"This is a moment that demands a frank and honest assessment about where we stand and more generally the safety of women", O'Donnell said.
And then, in a remarkable segment, Rose's co-hosts slipped out of their newswoman roles and spoke as. people, full of anger and bewilderment and betrayal. The accusations make Rose the latest in a series of prominent figures in media, entertainment and politics to be accused of trying to use his role to strike up sexual relationships with women in subordinate positions. "Let me be very clear". It is systematic and it is pervasive...
She said it has been hard for her to balance her friendship with the man against the allegations against him. "This behavior is wrong". "That's what I'm grappling with". I got an hour and 42 minutes of sleep last night.
"I've often heard that things used to be different", the news division president said.
King noted that she and Rose "enjoyed a friendship and partnership". "I am so proud to work at CBS News".
"I've held him in such high regard", she said, "and I'm really struggling, because how do you - what do you say when someone that you deeply care about has done something that is so awful?" King asked. "How do you wrap your brain around that? After reading that article in the Post, it was deeply disturbing, troubling and painful for me to read".
"Charlie does not get a pass here".
"There is no excuse for this alleged behavior", an emotional Norah O'Donnell said in the opening segment of the show. She says she began crying after another attempt. "We are all deeply affected", King said firmly.

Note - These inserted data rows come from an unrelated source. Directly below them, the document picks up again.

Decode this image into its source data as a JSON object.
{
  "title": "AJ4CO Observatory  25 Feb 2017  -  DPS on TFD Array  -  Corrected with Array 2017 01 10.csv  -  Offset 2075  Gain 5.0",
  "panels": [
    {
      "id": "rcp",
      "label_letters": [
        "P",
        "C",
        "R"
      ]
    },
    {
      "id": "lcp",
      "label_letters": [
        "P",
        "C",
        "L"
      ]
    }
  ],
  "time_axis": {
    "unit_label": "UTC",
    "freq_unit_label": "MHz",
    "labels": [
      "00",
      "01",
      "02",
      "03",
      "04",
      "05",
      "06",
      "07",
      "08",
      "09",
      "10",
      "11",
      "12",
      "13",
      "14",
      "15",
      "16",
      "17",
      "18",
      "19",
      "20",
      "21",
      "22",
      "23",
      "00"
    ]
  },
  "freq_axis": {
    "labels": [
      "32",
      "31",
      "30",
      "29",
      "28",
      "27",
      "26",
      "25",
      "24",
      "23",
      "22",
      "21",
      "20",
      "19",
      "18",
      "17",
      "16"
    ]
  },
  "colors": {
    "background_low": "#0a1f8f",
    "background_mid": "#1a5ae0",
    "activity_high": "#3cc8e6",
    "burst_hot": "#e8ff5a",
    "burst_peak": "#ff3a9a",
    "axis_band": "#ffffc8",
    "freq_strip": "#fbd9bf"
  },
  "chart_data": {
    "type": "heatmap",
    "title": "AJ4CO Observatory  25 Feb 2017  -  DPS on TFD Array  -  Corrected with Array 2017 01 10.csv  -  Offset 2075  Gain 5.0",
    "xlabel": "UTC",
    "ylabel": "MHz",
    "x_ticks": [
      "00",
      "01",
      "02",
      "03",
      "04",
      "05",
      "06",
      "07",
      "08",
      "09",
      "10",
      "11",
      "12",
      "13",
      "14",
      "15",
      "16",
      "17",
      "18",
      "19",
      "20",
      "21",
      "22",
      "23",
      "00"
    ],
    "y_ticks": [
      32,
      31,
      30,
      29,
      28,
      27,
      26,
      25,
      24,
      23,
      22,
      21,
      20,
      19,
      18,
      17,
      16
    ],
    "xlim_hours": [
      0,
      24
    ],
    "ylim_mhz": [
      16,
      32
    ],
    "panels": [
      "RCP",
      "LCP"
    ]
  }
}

"CBS This Morning" will be without one of its hosts Tuesday after the network suspended Charlie Rose over sexual misconduct allegations leveled against the veteran newsman. The show launched on New York PBS station WNET and then went national in 1994.

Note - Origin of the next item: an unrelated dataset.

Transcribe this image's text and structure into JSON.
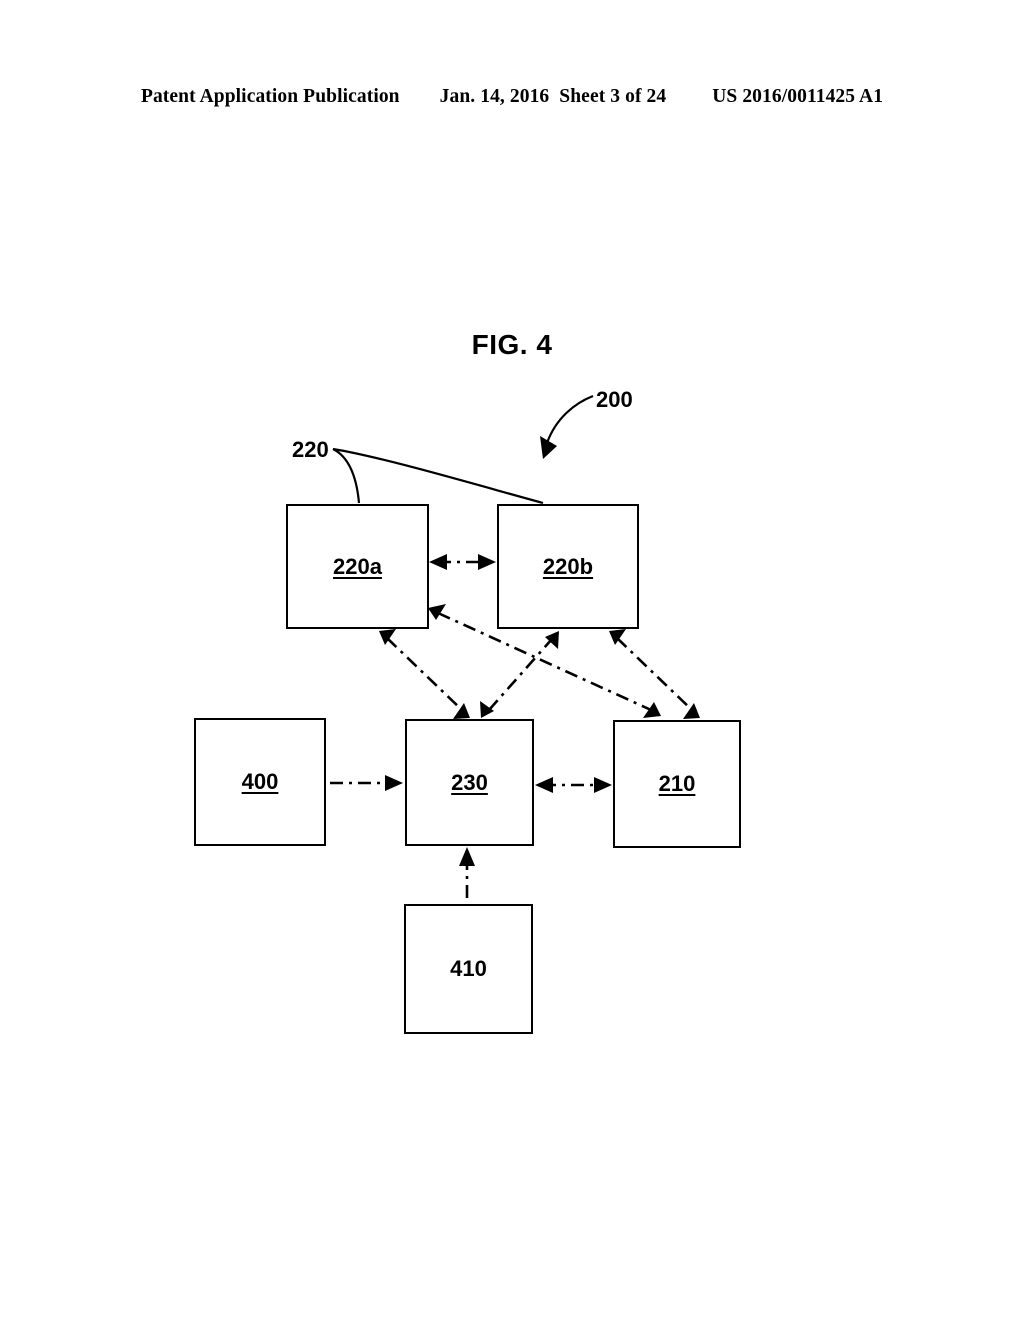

Kyle Godrey-Ryan, one of three women to put their name to their story published by the Post, alleged at least a dozen instances of a naked Rose, now 75, walking in front of her in his residences. It is rebroadcast on Bloomberg's cable network, which also announced it was suspending the show. "I am greatly embarrassed". I always felt that I was pursuing shared feelings, even though I now realise I was mistaken. PBS said it hasn't yet considered what will replace the show; the service is providing member stations reruns of programs like "This Old House" and "Finding Your Roots" to fill holes in their schedule this week.